- Task instructions
Where the string "chrome" occurs in a line of the entries below, copy that line.

- Given records
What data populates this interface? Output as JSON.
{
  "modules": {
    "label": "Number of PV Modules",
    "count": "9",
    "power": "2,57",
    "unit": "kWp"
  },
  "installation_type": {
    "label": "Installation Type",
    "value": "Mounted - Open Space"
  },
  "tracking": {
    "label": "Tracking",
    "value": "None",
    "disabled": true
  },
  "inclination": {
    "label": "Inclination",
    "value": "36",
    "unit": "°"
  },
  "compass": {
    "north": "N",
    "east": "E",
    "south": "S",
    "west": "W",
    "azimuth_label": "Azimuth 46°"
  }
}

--

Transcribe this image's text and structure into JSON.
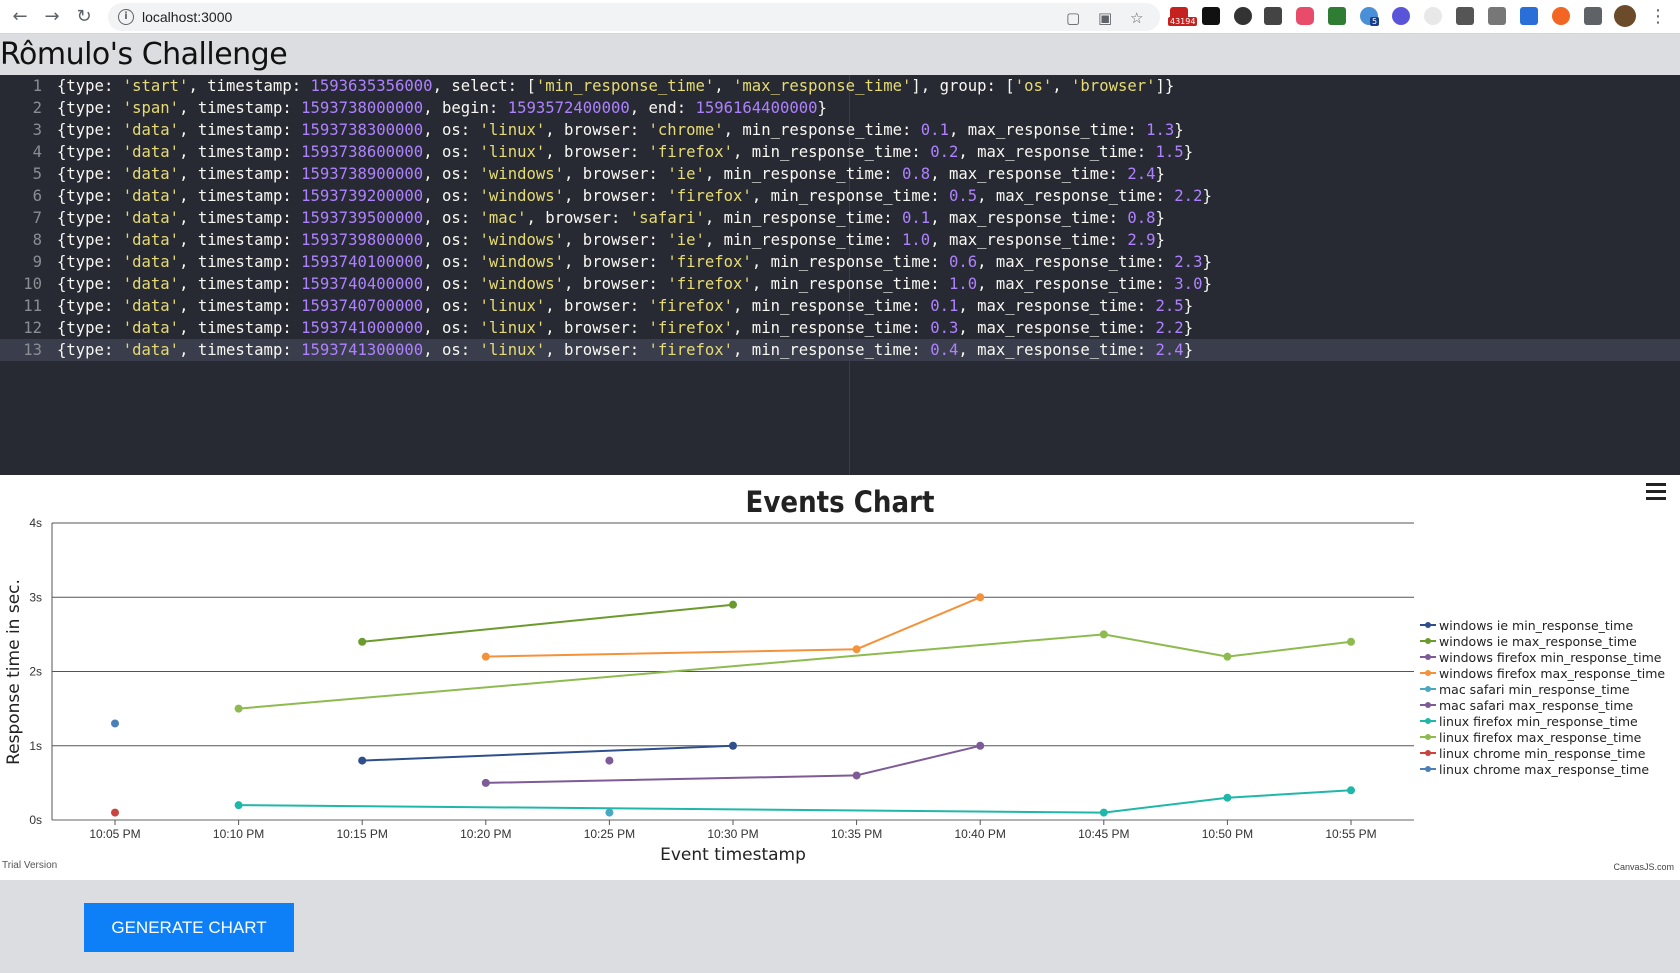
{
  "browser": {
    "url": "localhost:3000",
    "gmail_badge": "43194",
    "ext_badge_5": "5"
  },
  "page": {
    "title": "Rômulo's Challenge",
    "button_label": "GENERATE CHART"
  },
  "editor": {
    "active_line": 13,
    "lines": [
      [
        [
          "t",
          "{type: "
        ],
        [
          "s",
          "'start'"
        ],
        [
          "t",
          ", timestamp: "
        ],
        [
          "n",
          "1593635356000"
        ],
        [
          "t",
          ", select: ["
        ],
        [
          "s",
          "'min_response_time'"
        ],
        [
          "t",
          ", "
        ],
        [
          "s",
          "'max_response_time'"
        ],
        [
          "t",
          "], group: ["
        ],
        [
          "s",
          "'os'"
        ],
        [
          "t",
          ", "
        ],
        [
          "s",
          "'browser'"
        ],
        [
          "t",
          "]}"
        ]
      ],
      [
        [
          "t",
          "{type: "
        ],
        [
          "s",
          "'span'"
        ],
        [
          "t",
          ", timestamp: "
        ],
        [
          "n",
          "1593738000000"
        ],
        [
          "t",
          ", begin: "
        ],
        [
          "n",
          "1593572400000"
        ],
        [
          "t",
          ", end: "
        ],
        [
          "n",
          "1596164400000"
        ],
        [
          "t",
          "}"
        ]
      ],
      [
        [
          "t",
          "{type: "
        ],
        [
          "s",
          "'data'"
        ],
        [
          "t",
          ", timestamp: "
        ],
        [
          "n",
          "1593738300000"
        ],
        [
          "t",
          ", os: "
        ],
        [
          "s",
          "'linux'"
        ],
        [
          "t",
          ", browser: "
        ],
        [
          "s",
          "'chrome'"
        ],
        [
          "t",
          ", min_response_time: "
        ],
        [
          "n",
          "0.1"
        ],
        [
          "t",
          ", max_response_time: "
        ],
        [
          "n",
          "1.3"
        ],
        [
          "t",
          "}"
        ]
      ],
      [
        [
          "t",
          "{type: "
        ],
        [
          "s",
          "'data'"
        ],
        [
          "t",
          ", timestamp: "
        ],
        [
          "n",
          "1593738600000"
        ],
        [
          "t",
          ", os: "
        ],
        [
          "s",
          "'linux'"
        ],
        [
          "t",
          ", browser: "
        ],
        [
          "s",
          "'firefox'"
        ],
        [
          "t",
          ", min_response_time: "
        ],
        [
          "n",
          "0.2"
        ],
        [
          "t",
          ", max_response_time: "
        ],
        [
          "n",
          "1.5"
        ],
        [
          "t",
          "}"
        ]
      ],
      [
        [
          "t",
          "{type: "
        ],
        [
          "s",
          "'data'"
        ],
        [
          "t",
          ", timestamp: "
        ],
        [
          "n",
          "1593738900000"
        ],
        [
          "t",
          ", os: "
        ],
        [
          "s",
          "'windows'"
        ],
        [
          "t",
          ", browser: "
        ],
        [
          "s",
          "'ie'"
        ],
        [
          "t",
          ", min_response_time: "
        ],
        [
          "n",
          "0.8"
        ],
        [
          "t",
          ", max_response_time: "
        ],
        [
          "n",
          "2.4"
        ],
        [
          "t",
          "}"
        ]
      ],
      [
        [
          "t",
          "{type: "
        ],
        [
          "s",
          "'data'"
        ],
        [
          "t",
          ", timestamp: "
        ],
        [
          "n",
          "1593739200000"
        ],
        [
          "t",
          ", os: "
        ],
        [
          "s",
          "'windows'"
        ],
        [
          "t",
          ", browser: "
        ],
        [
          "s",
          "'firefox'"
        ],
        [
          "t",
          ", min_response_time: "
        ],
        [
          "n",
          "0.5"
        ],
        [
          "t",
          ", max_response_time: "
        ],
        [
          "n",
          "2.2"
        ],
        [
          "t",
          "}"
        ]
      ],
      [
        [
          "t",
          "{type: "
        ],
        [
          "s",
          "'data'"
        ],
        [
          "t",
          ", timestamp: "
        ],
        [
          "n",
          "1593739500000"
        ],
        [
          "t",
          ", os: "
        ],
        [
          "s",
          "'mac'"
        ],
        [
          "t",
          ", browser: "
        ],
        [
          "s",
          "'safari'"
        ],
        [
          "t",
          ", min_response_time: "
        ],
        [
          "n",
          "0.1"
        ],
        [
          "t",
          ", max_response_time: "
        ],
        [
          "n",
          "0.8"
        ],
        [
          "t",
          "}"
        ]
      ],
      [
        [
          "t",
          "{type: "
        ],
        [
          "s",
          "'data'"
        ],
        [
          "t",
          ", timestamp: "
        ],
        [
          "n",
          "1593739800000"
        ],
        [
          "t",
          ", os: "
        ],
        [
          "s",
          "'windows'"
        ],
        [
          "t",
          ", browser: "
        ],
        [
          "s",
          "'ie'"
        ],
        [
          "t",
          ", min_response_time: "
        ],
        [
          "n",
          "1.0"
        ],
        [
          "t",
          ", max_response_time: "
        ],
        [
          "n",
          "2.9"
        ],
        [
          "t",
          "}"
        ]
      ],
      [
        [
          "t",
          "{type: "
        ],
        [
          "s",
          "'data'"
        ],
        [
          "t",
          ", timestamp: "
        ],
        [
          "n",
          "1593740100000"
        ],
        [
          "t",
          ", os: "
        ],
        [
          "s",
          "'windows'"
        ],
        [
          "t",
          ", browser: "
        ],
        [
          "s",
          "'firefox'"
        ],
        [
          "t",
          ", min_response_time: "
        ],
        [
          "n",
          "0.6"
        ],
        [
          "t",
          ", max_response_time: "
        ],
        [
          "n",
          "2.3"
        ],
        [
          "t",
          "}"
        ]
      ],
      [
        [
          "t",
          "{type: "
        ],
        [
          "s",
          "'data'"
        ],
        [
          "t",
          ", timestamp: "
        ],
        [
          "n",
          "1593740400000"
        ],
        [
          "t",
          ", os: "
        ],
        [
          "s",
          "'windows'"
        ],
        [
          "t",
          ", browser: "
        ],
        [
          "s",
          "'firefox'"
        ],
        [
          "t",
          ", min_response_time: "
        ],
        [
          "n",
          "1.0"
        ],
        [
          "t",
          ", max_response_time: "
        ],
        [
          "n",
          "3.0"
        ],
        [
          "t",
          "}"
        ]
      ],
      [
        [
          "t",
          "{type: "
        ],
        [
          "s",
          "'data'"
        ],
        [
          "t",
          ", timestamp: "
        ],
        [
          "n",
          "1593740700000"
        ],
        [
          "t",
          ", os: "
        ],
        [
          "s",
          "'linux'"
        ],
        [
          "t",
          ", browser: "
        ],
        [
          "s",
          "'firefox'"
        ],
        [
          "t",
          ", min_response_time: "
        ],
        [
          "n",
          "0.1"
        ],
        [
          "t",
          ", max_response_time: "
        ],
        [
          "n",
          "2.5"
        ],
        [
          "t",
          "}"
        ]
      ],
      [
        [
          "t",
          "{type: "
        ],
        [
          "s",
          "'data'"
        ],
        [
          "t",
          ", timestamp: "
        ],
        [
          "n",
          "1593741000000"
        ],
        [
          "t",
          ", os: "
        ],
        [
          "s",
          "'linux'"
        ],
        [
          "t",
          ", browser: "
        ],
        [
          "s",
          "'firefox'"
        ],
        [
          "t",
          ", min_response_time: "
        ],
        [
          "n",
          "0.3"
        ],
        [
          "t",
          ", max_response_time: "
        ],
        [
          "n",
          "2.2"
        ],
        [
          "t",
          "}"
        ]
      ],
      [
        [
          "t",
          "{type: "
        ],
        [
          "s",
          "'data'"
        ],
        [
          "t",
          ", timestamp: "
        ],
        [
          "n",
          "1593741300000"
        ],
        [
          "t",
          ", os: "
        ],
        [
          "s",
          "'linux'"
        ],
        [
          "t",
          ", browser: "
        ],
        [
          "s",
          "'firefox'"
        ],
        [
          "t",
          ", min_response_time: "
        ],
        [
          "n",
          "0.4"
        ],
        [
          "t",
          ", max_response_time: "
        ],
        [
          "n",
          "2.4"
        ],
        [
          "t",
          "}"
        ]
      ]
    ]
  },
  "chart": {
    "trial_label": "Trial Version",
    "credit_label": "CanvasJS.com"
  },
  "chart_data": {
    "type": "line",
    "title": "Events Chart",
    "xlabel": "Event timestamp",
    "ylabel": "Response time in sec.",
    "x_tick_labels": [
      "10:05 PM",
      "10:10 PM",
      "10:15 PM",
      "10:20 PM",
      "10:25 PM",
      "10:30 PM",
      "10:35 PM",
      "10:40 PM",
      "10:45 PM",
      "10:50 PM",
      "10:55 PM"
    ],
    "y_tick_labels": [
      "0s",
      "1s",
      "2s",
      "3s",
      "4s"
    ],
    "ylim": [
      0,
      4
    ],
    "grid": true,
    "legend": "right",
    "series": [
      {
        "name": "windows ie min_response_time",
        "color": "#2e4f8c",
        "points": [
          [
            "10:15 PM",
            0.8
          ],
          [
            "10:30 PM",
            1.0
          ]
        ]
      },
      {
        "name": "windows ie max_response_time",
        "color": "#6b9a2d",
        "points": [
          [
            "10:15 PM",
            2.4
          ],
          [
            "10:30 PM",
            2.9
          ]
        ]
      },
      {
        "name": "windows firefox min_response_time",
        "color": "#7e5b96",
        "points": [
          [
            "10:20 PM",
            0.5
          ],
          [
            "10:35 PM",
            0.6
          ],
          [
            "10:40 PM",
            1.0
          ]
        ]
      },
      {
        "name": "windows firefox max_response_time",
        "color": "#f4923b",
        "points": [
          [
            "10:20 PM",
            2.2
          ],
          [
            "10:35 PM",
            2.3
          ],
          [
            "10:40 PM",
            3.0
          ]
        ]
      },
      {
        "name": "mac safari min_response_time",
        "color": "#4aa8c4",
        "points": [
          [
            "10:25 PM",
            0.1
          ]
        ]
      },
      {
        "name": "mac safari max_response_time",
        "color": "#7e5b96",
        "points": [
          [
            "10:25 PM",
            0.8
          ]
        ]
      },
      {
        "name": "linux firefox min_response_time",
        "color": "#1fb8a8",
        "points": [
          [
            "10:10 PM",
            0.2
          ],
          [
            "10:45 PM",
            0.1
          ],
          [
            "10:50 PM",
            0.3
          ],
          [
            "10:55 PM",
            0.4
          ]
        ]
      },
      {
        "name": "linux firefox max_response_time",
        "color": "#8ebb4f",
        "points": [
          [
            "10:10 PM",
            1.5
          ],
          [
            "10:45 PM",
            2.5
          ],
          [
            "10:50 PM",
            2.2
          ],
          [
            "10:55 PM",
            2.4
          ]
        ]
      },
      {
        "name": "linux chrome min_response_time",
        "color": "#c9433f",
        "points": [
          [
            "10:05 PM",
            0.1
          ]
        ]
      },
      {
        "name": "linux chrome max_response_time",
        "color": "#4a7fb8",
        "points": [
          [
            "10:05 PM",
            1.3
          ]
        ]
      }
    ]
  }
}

- Solved problem
          "'chrome'"
        "name": "linux chrome min_response_time",
        "name": "linux chrome max_response_time",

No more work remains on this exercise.